Leading the collection into the future (alternatively: The collection of the future)

"The greatest demand placed on us is to open up and enable much more participation." (Dr. Jana Hoffmann, Head of the Future of the Collection research area and Project Manager for Collection Cataloguing and Development)

With the implementation of the Future Plan, there is a unique opportunity to open up the collection, i.e. to secure it for future generations in terms of conservation, to digitalise it and to make it accessible for innovative applications. The aim is to develop the collection into an open, digital-analogue knowledge infrastructure - with the aim of creating and networking knowledge that can meet future scientific, social and technological requirements.

Creating and sharing knowledge collaboratively

"The Institutional Strategy enables us to open up the museum even further - we invite the public, politicians and businesses to utilise the museum's treasures, our knowledge and expertise and our research." (Dr Susanne Hecker, Head of the Society and Nature research area and the Knowledge Transfer sub-project in the Future Plan)

The aim is to further develop the Museum für Naturkunde and its exhibition into a living place of knowledge and an open information infrastructure that makes the museum's collection and research accessible and tangible. This also includes innovative collaborations between the museum and other partners to develop pioneering formats for interdisciplinary and participatory science. Against the backdrop of global challenges with ecological, social and democratic dimensions, it is essential to use the means of knowledge transfer and exchange to provide well-founded and multi-faceted knowledge and thereby promote social debates on the relationship between humans and nature on the basis of scientific expertise.

One museum, two locations 

"Now we can finally renovate the entire building in order to develop into an open and integrative research museum in the middle of the city" (Stephan Junker, Managing Director)

"We will open up and research our extensive collection in Adlershof." (Stephan Junker, Managing Director of the Museum für Naturkunde Berlin) 

In order to be able to implement all projects of the future plan, an additional, second location will be built in Berlin-Adlershof: for excellent science and collection development, with a modern collection infrastructure, laboratories for collection care and collection-related science, (semi-) automatic digitisation and development systems as well as equipment for imaging processes. The methods, techniques and products developed will also be available as a service for a wide range of users. Objects, digitised material and the knowledge they contain will become inspiration for co-productions and innovations - also thanks to the proximity to high-tech companies and start-ups at the Adlershof site.

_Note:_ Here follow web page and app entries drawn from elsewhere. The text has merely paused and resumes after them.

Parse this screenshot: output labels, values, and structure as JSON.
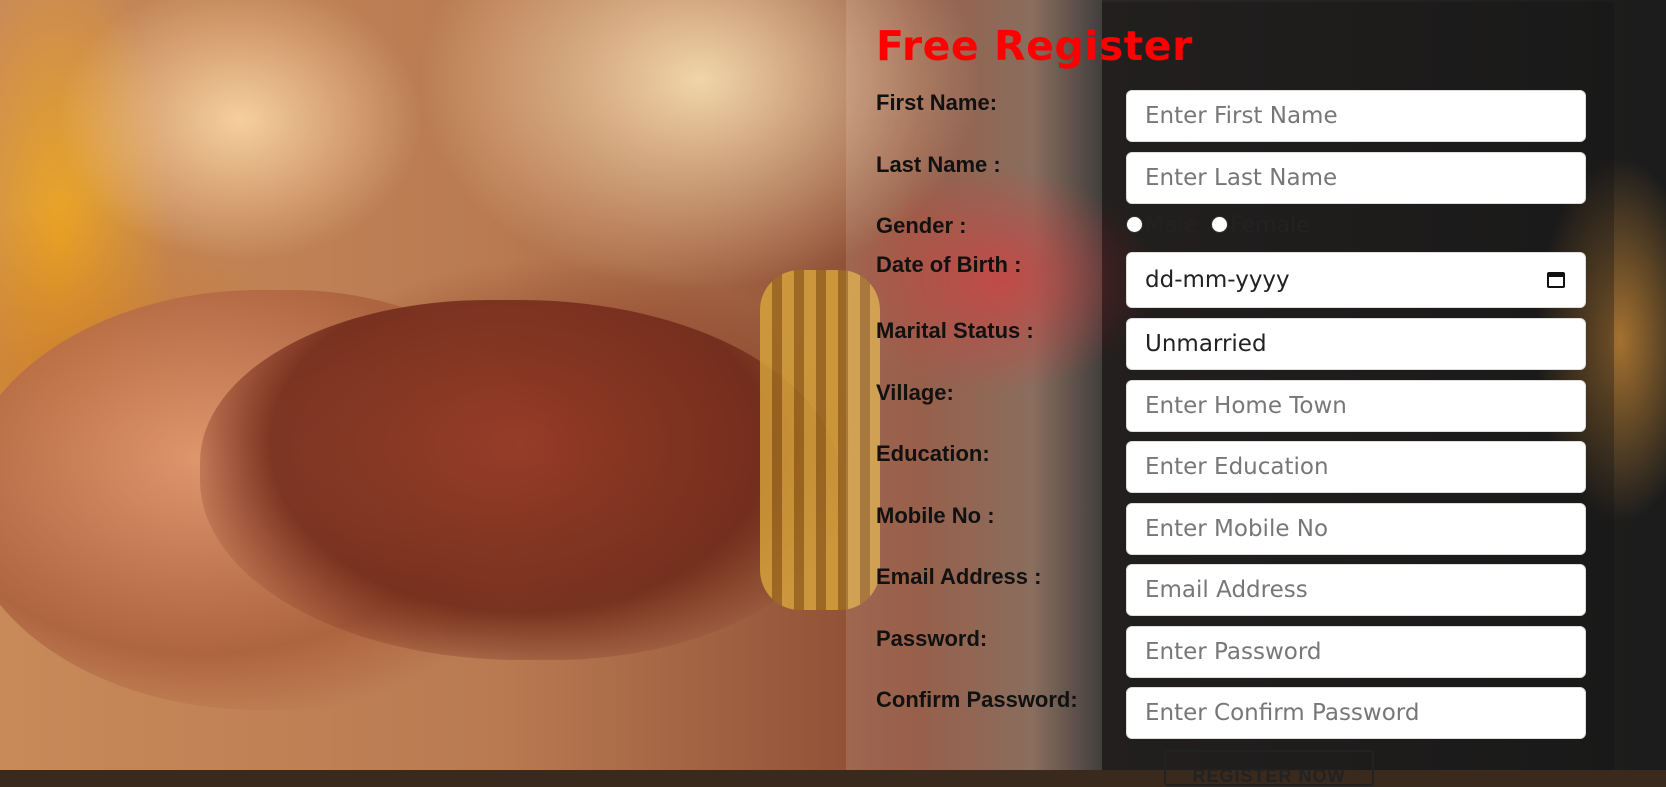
{
  "form": {
    "title": "Free Register",
    "fields": {
      "first_name": {
        "label": "First Name:",
        "placeholder": "Enter First Name"
      },
      "last_name": {
        "label": "Last Name :",
        "placeholder": "Enter Last Name"
      },
      "gender": {
        "label": "Gender :",
        "options": [
          "Male",
          "Female"
        ]
      },
      "dob": {
        "label": "Date of Birth :",
        "placeholder": "dd-mm-yyyy"
      },
      "marital_status": {
        "label": "Marital Status :",
        "value": "Unmarried"
      },
      "village": {
        "label": "Village:",
        "placeholder": "Enter Home Town"
      },
      "education": {
        "label": "Education:",
        "placeholder": "Enter Education"
      },
      "mobile": {
        "label": "Mobile No :",
        "placeholder": "Enter Mobile No"
      },
      "email": {
        "label": "Email Address :",
        "placeholder": "Email Address"
      },
      "password": {
        "label": "Password:",
        "placeholder": "Enter Password"
      },
      "confirm_password": {
        "label": "Confirm Password:",
        "placeholder": "Enter Confirm Password"
      }
    },
    "submit_label": "REGISTER NOW"
  },
  "icons": {
    "date_picker": "calendar-icon"
  },
  "colors": {
    "title": "#ff0000"
  }
}
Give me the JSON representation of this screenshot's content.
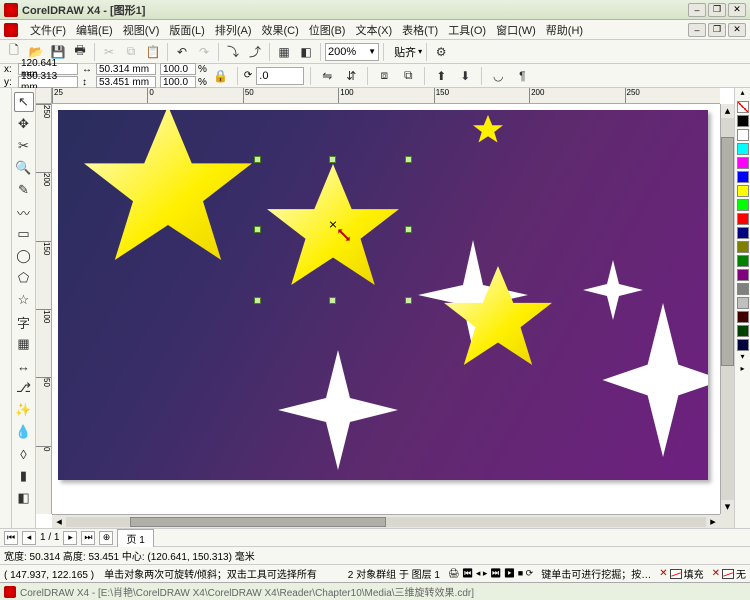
{
  "title": "CorelDRAW X4 - [图形1]",
  "menu": [
    "文件(F)",
    "编辑(E)",
    "视图(V)",
    "版面(L)",
    "排列(A)",
    "效果(C)",
    "位图(B)",
    "文本(X)",
    "表格(T)",
    "工具(O)",
    "窗口(W)",
    "帮助(H)"
  ],
  "toolbar_std": {
    "zoom": "200%",
    "snap_label": "贴齐"
  },
  "props": {
    "x": "120.641 mm",
    "y": "150.313 mm",
    "w": "50.314 mm",
    "h": "53.451 mm",
    "sx": "100.0",
    "sy": "100.0",
    "rot": ".0"
  },
  "ruler_h": [
    "25",
    "0",
    "50",
    "100",
    "150",
    "200",
    "250"
  ],
  "ruler_v": [
    "250",
    "200",
    "150",
    "100",
    "50",
    "0"
  ],
  "pager": {
    "page_of": "1 / 1",
    "tab": "页 1"
  },
  "status": {
    "dims": "宽度: 50.314 高度: 53.451 中心: (120.641, 150.313) 毫米",
    "helper_pre": "( 147.937, 122.165 )　单击对象两次可旋转/倾斜；双击工具可选择所有",
    "selection": "2 对象群组 于 图层 1",
    "helper_post": "键单击可进行挖掘；按…",
    "fill_label": "填充",
    "outline_label": "无"
  },
  "taskbar": "CorelDRAW X4 - [E:\\肖艳\\CorelDRAW X4\\CorelDRAW X4\\Reader\\Chapter10\\Media\\三维旋转效果.cdr]",
  "tools": [
    "pick",
    "shape",
    "crop",
    "zoom",
    "freehand",
    "smart",
    "rect",
    "ellipse",
    "polygon",
    "shapes",
    "text",
    "table",
    "dimension",
    "connector",
    "effects",
    "eyedrop",
    "outline",
    "fill",
    "ifill"
  ],
  "tool_glyphs": {
    "pick": "↖",
    "shape": "✥",
    "crop": "✂",
    "zoom": "🔍",
    "freehand": "✎",
    "smart": "〰",
    "rect": "▭",
    "ellipse": "◯",
    "polygon": "⬠",
    "shapes": "☆",
    "text": "字",
    "table": "▦",
    "dimension": "↔",
    "connector": "⎇",
    "effects": "✨",
    "eyedrop": "💧",
    "outline": "◊",
    "fill": "▮",
    "ifill": "◧"
  },
  "palette": [
    "#000000",
    "#ffffff",
    "#00ffff",
    "#ff00ff",
    "#0000ff",
    "#ffff00",
    "#00ff00",
    "#ff0000",
    "#000080",
    "#808000",
    "#008000",
    "#800080",
    "#808080",
    "#c0c0c0",
    "#400000",
    "#004000",
    "#000040"
  ]
}
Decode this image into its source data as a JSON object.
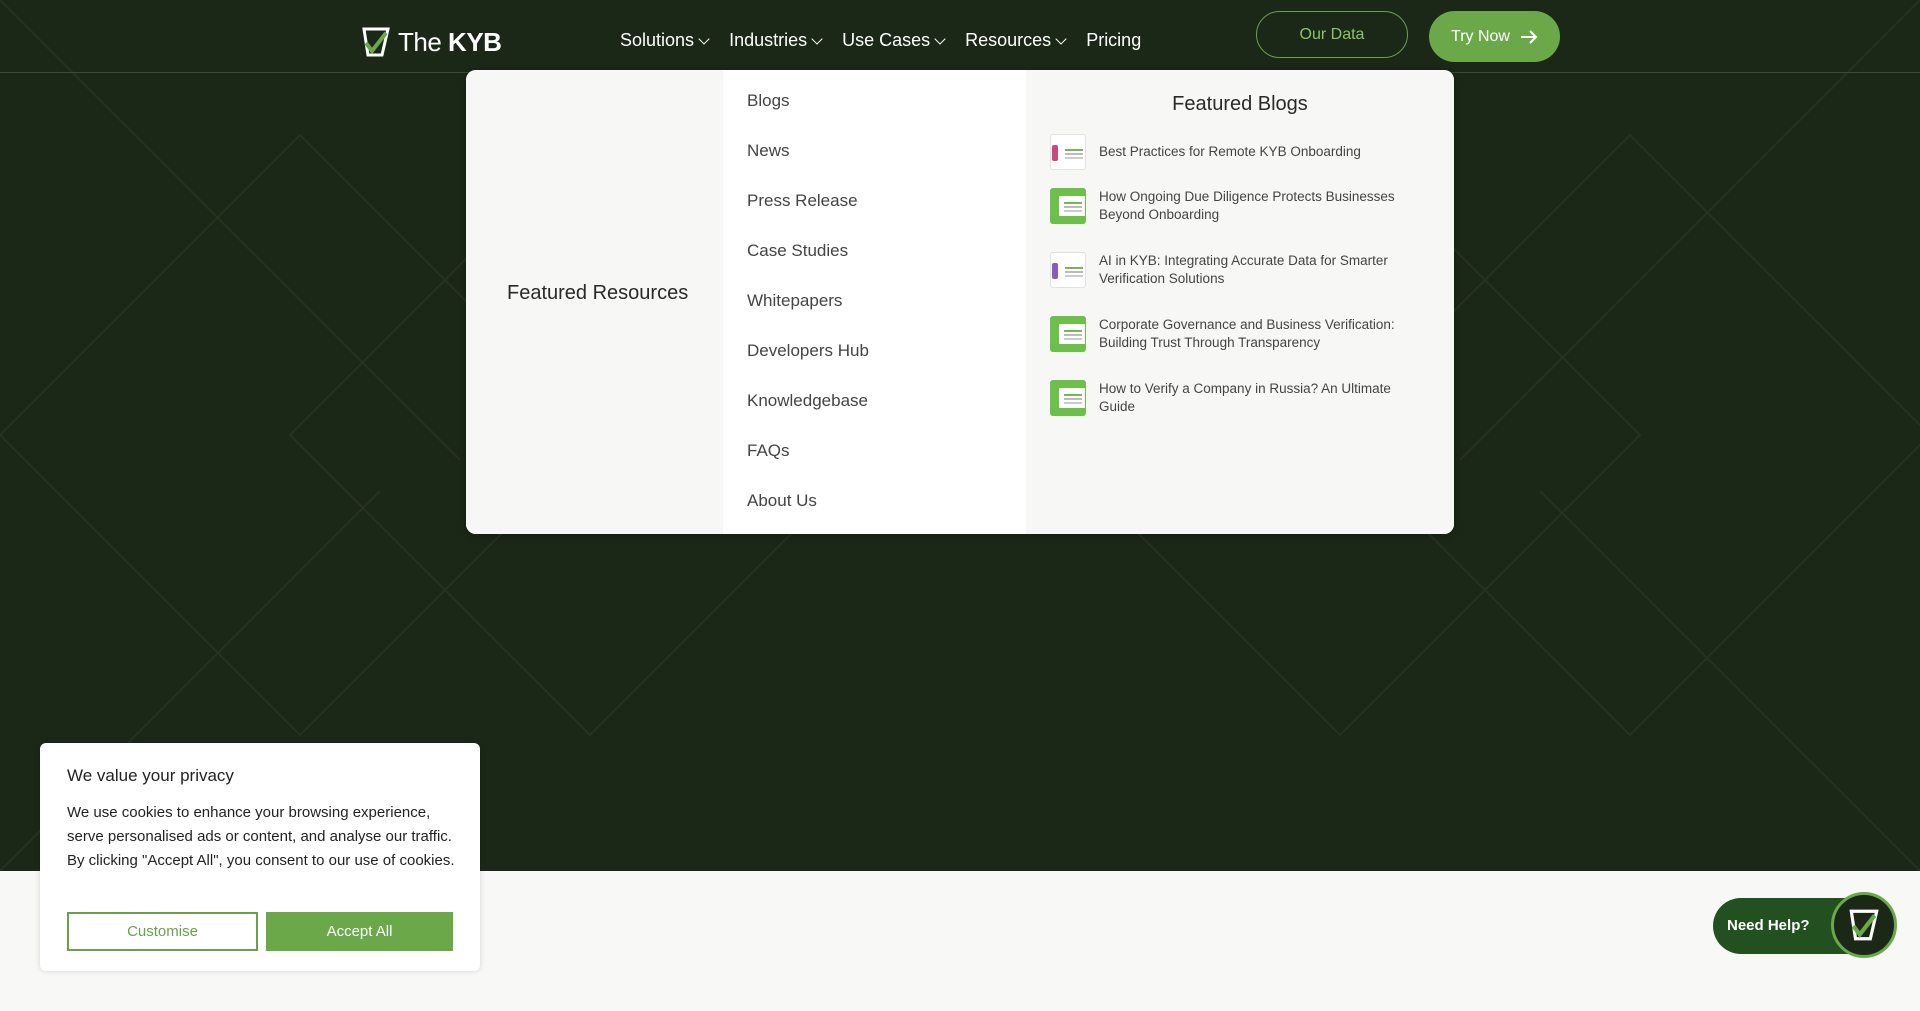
{
  "header": {
    "logo_prefix": "The",
    "logo_brand": "KYB",
    "nav": [
      {
        "label": "Solutions",
        "has_dropdown": true
      },
      {
        "label": "Industries",
        "has_dropdown": true
      },
      {
        "label": "Use Cases",
        "has_dropdown": true
      },
      {
        "label": "Resources",
        "has_dropdown": true
      },
      {
        "label": "Pricing",
        "has_dropdown": false
      }
    ],
    "our_data_label": "Our Data",
    "try_now_label": "Try Now"
  },
  "resources_menu": {
    "featured_resources_title": "Featured Resources",
    "links": [
      "Blogs",
      "News",
      "Press Release",
      "Case Studies",
      "Whitepapers",
      "Developers Hub",
      "Knowledgebase",
      "FAQs",
      "About Us"
    ],
    "featured_blogs_title": "Featured Blogs",
    "blogs": [
      {
        "title": "Best Practices for Remote KYB Onboarding",
        "thumb": "white"
      },
      {
        "title": "How Ongoing Due Diligence Protects Businesses Beyond Onboarding",
        "thumb": "green"
      },
      {
        "title": "AI in KYB: Integrating Accurate Data for Smarter Verification Solutions",
        "thumb": "white"
      },
      {
        "title": "Corporate Governance and Business Verification: Building Trust Through Transparency",
        "thumb": "green"
      },
      {
        "title": "How to Verify a Company in Russia? An Ultimate Guide",
        "thumb": "green"
      }
    ]
  },
  "cookie_banner": {
    "title": "We value your privacy",
    "body": "We use cookies to enhance your browsing experience, serve personalised ads or content, and analyse our traffic. By clicking \"Accept All\", you consent to our use of cookies.",
    "customise_label": "Customise",
    "accept_label": "Accept All"
  },
  "help_widget": {
    "label": "Need Help?"
  },
  "colors": {
    "brand_green": "#6aa84a",
    "hero_bg": "#1b2717",
    "help_bg": "#23501f"
  }
}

The new location will be a collection research centre and development centre for technologies in the areas of conservation research, collection processing, conservation-restoration processing and modern collection use. Digital collection cataloguing and conservation processing are offered as a service - also commercially - for valuable natural history and cultural history collection objects in need of restoration. A milestone for national and international co-operation!

Creating a visible and tangible path for the future

"We are making the museum's development into the future transparent and tangible. The public can actively help shape the museum in various formats." (Stefanie Krzyzniewski, Head of Public Relations)

In the biannual journals "For Nature" you can find out how the Museum für Naturkunde Berlin is making itself fit for the future. The journals are enclosed with the daily newspaper DER TAGESSPIEGEL and are on public display in the museum. Of course, the content is also available on the website.

The YouTube series under the hashtag #MuseumsEvolution provides insights into processes that take place behind the scenes. For example, a camera accompanies construction work, watches snails being digitised or exhibitions being set up.